TASK INSTRUCTIONS =
In the data below, which lines contain "Kgerekgere"? List them by copying each one.

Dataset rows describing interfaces
....

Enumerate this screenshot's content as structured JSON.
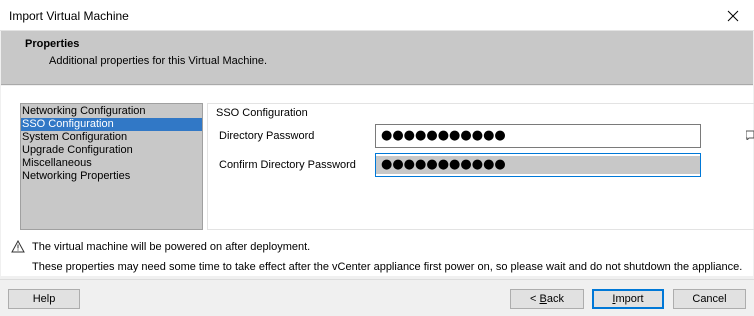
{
  "window": {
    "title": "Import Virtual Machine"
  },
  "header": {
    "title": "Properties",
    "subtitle": "Additional properties for this Virtual Machine."
  },
  "nav": {
    "items": [
      {
        "label": "Networking Configuration",
        "selected": false
      },
      {
        "label": "SSO Configuration",
        "selected": true
      },
      {
        "label": "System Configuration",
        "selected": false
      },
      {
        "label": "Upgrade Configuration",
        "selected": false
      },
      {
        "label": "Miscellaneous",
        "selected": false
      },
      {
        "label": "Networking Properties",
        "selected": false
      }
    ]
  },
  "sso": {
    "group_label": "SSO Configuration",
    "directory_password_label": "Directory Password",
    "directory_password_value": "●●●●●●●●●●●",
    "confirm_password_label": "Confirm Directory Password",
    "confirm_password_value": "●●●●●●●●●●●"
  },
  "notice": {
    "icon": "warning-icon",
    "line1": "The virtual machine will be powered on after deployment.",
    "line2": "These properties may need some time to take effect after the vCenter appliance first power on, so please wait and do not shutdown the appliance."
  },
  "buttons": {
    "help": "Help",
    "back_prefix": "< ",
    "back_mnemonic": "B",
    "back_rest": "ack",
    "import_mnemonic": "I",
    "import_rest": "mport",
    "cancel": "Cancel"
  },
  "colors": {
    "selection": "#3178c6",
    "focus_border": "#0078d7",
    "header_bg": "#c8c8c8"
  }
}
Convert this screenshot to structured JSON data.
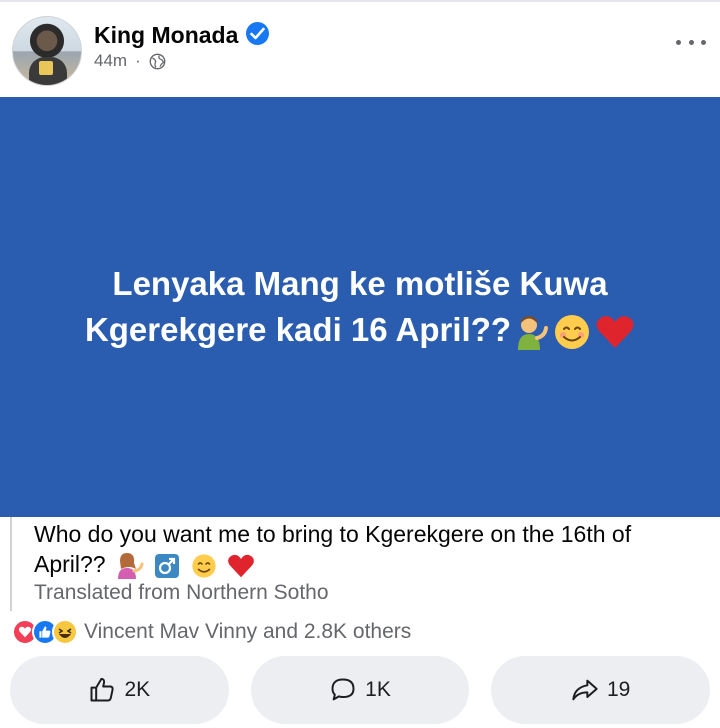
{
  "post": {
    "author": "King Monada",
    "time": "44m",
    "separator": "·",
    "banner_line1": "Lenyaka Mang ke motliše Kuwa",
    "banner_line2": "Kgerekgere kadi 16 April??",
    "translation_line1": "Who do you want me to bring to Kgerekgere on the 16th of",
    "translation_line2": "April??",
    "translation_source": "Translated from Northern Sotho",
    "reactions_text": "Vincent Mav Vinny and 2.8K others"
  },
  "actions": {
    "like_count": "2K",
    "comment_count": "1K",
    "share_count": "19"
  },
  "colors": {
    "banner_bg": "#2a5caf",
    "verified": "#1877f2",
    "muted": "#65676b",
    "button_bg": "#eceef1"
  },
  "icons": [
    "verified-badge-icon",
    "globe-icon",
    "more-options-icon",
    "love-reaction-icon",
    "like-reaction-icon",
    "haha-reaction-icon",
    "like-icon",
    "comment-icon",
    "share-icon"
  ]
}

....

EXERCISE RESPONSE =
    "banner_line2": "Kgerekgere kadi 16 April??",
    "translation_line1": "Who do you want me to bring to Kgerekgere on the 16th of",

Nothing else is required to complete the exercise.